■ **Work to be completed**
Each line that includes "Dangote" must be copied from the records.

■ **The data**
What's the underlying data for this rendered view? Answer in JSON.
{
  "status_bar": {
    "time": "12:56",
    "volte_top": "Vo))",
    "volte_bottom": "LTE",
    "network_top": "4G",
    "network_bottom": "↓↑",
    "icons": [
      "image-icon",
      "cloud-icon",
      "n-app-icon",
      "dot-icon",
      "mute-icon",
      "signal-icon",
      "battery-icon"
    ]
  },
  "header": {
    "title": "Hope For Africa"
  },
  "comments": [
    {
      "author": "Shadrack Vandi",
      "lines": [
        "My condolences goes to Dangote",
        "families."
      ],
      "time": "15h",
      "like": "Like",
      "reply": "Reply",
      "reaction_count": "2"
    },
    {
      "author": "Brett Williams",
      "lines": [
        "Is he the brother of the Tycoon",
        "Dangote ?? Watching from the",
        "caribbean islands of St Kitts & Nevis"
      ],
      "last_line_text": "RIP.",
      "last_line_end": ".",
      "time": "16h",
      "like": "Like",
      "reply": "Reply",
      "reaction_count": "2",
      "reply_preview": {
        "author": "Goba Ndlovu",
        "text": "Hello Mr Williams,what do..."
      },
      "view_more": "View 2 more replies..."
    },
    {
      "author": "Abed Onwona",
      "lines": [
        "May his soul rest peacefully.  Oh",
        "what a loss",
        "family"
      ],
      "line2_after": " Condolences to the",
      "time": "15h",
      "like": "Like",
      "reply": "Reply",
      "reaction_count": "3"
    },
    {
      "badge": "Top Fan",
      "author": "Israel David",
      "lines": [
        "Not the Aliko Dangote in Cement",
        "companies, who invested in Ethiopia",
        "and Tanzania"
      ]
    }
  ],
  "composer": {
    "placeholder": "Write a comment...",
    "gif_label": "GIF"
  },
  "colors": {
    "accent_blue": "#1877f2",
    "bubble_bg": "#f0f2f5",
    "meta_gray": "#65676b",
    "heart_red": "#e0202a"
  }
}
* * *
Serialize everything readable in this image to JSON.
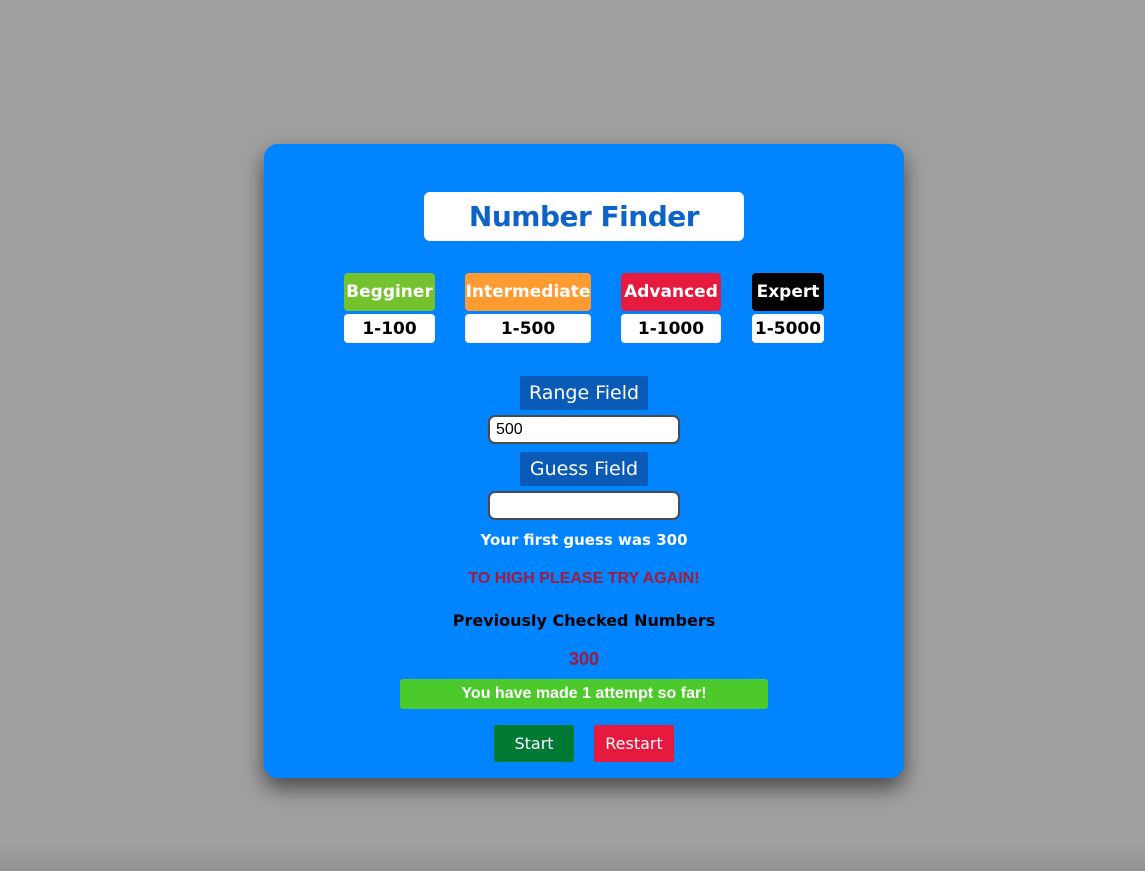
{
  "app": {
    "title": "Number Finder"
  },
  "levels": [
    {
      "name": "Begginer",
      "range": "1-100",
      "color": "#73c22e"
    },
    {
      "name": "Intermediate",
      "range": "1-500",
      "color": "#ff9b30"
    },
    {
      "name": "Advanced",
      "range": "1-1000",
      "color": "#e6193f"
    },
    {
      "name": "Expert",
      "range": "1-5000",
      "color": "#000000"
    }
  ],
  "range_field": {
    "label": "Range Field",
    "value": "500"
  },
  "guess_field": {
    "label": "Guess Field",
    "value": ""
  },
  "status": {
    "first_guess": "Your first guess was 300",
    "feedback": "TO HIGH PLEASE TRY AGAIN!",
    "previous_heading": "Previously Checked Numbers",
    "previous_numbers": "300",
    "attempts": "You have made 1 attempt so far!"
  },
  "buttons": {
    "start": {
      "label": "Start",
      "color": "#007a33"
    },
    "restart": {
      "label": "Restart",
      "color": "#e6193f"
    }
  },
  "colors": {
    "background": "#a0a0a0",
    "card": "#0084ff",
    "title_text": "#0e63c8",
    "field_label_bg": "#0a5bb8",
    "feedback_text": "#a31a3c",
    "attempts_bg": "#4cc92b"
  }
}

■ **The completed task**
        "My condolences goes to Dangote",
        "Dangote ?? Watching from the",
        "Not the Aliko Dangote in Cement",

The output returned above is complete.